◆ SUPPLIED DATA
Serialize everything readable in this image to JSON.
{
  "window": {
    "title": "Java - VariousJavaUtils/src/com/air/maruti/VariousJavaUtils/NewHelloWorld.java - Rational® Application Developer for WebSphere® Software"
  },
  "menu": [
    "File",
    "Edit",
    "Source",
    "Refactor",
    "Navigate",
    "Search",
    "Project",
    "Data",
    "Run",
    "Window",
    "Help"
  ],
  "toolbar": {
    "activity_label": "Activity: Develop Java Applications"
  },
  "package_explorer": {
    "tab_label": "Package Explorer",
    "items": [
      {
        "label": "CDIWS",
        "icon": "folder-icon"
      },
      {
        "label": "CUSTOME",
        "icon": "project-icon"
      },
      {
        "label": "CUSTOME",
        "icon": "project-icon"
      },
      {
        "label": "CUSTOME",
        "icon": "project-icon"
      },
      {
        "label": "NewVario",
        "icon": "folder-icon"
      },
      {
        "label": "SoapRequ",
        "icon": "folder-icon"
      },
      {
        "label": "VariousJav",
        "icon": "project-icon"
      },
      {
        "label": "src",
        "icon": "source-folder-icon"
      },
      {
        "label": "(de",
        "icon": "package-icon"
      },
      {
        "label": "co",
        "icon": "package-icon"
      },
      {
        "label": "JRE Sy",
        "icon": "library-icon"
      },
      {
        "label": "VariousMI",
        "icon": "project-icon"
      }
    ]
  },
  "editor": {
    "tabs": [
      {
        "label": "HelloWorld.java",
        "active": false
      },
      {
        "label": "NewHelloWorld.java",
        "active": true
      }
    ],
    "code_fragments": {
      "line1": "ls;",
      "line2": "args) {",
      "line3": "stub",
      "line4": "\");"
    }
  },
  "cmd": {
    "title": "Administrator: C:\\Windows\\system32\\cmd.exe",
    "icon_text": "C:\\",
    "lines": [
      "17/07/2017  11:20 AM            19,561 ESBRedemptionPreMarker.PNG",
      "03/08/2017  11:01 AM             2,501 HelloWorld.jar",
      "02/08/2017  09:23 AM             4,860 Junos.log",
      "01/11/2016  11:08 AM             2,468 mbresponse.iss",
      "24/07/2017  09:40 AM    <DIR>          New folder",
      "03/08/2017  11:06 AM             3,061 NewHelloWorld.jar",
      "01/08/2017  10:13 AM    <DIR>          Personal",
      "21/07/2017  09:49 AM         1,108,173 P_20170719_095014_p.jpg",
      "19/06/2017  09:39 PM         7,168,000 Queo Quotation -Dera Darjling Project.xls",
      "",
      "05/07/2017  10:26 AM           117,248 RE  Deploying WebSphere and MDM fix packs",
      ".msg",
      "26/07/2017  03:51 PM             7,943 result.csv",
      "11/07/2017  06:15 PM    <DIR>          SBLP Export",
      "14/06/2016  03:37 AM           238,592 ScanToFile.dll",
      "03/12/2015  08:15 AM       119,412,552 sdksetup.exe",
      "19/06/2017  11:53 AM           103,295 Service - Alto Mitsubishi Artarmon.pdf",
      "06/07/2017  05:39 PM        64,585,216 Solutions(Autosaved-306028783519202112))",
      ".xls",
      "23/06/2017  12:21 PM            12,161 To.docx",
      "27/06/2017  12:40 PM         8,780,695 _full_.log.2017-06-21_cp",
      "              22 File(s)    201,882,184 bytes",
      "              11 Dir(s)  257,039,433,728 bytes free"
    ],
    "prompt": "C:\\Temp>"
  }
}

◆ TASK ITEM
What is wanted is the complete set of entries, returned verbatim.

◆ PROBLEM SOLUTION
Serialize everything readable in this image to JSON.
{
  "window": {
    "title": "Java - VariousJavaUtils/src/com/air/maruti/VariousJavaUtils/NewHelloWorld.java - Rational® Application Developer for WebSphere® Software"
  },
  "menu": [
    "File",
    "Edit",
    "Source",
    "Refactor",
    "Navigate",
    "Search",
    "Project",
    "Data",
    "Run",
    "Window",
    "Help"
  ],
  "toolbar": {
    "activity_label": "Activity: Develop Java Applications"
  },
  "package_explorer": {
    "tab_label": "Package Explorer",
    "items": [
      {
        "label": "CDIWS",
        "icon": "folder-icon"
      },
      {
        "label": "CUSTOME",
        "icon": "project-icon"
      },
      {
        "label": "CUSTOME",
        "icon": "project-icon"
      },
      {
        "label": "CUSTOME",
        "icon": "project-icon"
      },
      {
        "label": "NewVario",
        "icon": "folder-icon"
      },
      {
        "label": "SoapRequ",
        "icon": "folder-icon"
      },
      {
        "label": "VariousJav",
        "icon": "project-icon"
      },
      {
        "label": "src",
        "icon": "source-folder-icon"
      },
      {
        "label": "(de",
        "icon": "package-icon"
      },
      {
        "label": "co",
        "icon": "package-icon"
      },
      {
        "label": "JRE Sy",
        "icon": "library-icon"
      },
      {
        "label": "VariousMI",
        "icon": "project-icon"
      }
    ]
  },
  "editor": {
    "tabs": [
      {
        "label": "HelloWorld.java",
        "active": false
      },
      {
        "label": "NewHelloWorld.java",
        "active": true
      }
    ],
    "code_fragments": {
      "line1": "ls;",
      "line2": "args) {",
      "line3": "stub",
      "line4": "\");"
    }
  },
  "cmd": {
    "title": "Administrator: C:\\Windows\\system32\\cmd.exe",
    "icon_text": "C:\\",
    "lines": [
      "17/07/2017  11:20 AM            19,561 ESBRedemptionPreMarker.PNG",
      "03/08/2017  11:01 AM             2,501 HelloWorld.jar",
      "02/08/2017  09:23 AM             4,860 Junos.log",
      "01/11/2016  11:08 AM             2,468 mbresponse.iss",
      "24/07/2017  09:40 AM    <DIR>          New folder",
      "03/08/2017  11:06 AM             3,061 NewHelloWorld.jar",
      "01/08/2017  10:13 AM    <DIR>          Personal",
      "21/07/2017  09:49 AM         1,108,173 P_20170719_095014_p.jpg",
      "19/06/2017  09:39 PM         7,168,000 Queo Quotation -Dera Darjling Project.xls",
      "",
      "05/07/2017  10:26 AM           117,248 RE  Deploying WebSphere and MDM fix packs",
      ".msg",
      "26/07/2017  03:51 PM             7,943 result.csv",
      "11/07/2017  06:15 PM    <DIR>          SBLP Export",
      "14/06/2016  03:37 AM           238,592 ScanToFile.dll",
      "03/12/2015  08:15 AM       119,412,552 sdksetup.exe",
      "19/06/2017  11:53 AM           103,295 Service - Alto Mitsubishi Artarmon.pdf",
      "06/07/2017  05:39 PM        64,585,216 Solutions(Autosaved-306028783519202112))",
      ".xls",
      "23/06/2017  12:21 PM            12,161 To.docx",
      "27/06/2017  12:40 PM         8,780,695 _full_.log.2017-06-21_cp",
      "              22 File(s)    201,882,184 bytes",
      "              11 Dir(s)  257,039,433,728 bytes free"
    ],
    "prompt": "C:\\Temp>"
  }
}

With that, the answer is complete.